AL Qöyawayma Polished Vase with Carved Cliff Dwelling [SOLD]


+ Add to my watchlist Forward to Friend

AL Qöyawayma, Hopi Pueblo Artist

Artist Signature of AL Qöyawayma, Hopi Pueblo Artist

This polished vase was made in 1990 by Hopi Pueblo artist Al Qöyawayma. Like most of Qöyawayma's works, it is unique in form while still paying tribute to ancestral styles. This "plainware" look-highly polished natural clay with no additional colored pigments-works only in the hands of the most skilled potters. Qöyawayma, as evidenced by the quality of this piece, is more than qualified to work in the plainware style.

For this piece, Qöyawayma fashioned a tall vase. The shoulder curves inward sharply but smoothly, leading eventually to a stylish tilted rim. Qöyawayma carved a capital A-shaped form into the clay, and then added a deeper four-sided form within its lower section. Within the upper section, a carefully carved hole goes all the way through the jar. Hundreds of tiny blocks and lines appear within the impressions, forming a design that recalls cliff dwellings and pueblo architecture. One might also see an abstract Hopi maiden in this design, or a lowercase L situated within an A, spelling the artist’s first name. This last one seems unlikely given the artist’s conceptual leanings, but it’s hard not to explore and speculate about this compelling design element. The vase is polished to perfection; its smooth, reflective surface makes the most of the tan tone. This is a fine piece from one of the best contemporary Hopi potters.

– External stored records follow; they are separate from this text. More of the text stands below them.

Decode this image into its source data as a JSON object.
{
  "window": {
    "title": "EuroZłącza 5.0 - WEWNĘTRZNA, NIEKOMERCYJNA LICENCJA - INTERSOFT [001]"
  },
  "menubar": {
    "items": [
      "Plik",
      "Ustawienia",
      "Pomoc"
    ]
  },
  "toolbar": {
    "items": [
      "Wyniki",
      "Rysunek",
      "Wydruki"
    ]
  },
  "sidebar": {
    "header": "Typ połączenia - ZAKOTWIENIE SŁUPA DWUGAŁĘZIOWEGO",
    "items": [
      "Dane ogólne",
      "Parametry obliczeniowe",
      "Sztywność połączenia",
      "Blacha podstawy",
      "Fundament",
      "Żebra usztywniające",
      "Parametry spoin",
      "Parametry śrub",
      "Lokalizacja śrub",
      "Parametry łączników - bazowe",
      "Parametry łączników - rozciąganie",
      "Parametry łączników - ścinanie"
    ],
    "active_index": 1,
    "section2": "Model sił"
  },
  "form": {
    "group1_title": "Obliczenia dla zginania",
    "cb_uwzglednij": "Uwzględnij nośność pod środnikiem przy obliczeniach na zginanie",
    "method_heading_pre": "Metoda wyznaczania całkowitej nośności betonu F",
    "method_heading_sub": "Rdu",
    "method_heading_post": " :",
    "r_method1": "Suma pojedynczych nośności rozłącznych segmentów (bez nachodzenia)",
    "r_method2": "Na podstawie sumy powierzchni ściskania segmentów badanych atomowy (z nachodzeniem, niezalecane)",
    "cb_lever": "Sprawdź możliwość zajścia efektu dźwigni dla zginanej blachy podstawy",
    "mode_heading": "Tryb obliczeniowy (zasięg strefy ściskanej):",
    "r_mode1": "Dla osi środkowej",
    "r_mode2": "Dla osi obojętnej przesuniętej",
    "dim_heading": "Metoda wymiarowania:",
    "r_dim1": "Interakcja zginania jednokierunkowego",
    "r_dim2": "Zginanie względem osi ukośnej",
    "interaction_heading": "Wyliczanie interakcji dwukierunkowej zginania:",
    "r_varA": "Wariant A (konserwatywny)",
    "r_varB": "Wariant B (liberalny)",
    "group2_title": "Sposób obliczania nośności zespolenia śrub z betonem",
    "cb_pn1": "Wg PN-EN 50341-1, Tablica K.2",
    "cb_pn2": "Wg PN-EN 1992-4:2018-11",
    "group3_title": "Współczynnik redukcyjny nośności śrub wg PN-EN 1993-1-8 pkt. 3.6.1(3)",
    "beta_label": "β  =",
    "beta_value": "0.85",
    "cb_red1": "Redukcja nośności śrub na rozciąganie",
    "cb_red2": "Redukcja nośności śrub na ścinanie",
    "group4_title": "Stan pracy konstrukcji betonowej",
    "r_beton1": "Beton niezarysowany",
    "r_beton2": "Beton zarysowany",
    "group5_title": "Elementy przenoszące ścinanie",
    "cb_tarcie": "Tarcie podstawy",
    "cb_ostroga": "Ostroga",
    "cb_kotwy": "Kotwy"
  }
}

The bottom of the piece is signed Qöyawayma, dated “1990,” and numbered “90 - 19.”

Alfred H. Qöyawayma (1938- ) is one of the most famous contemporary Hopi potters.  He entered the art scene around 1970 and is still actively making pottery.  Qöyawayma attributes his pottery style to his aunt, the famous Hopi potter Elizabeth White (or “Polingaysi Qöyawayma'').  It was she who started the all-natural clay pottery without slip and with the appliqué corn design. In an interview with Indian Country Today, Qöyawayma described the themes he explores through his work: “My clay creations deal with the origins, migrations, and cultures of native peoples, particularly my Hopi roots (Coyote clan of the Sikyatki people) and the aesthetic influences of Southwestern values passed down through my family. My thought processes revolve around the question: If our clan traditions had not been influenced by European contact, where would they be today?”

Condition: excellent condition

Provenance: this AL Qöyawayma Polished Vase with Carved Cliff Dwelling is from a private collection

Reference: The Mind-blowing Pottery of Hopi Artist Al Qoyawayma, Indian Country Today, Lee Allen

TAGS: Western Sculpture: BronzeContemporary PotteryHopi PuebloElizabeth White - PolingaysiAL Qöyawayma, Hopi Pueblo Artist

Alternate close-up view of the cliff dwelling carving.

Alternate view of this vase.

AL Qöyawayma, Hopi Pueblo Artist
C4596D-vase.jpgC4596D-large.jpg Click on image to view larger.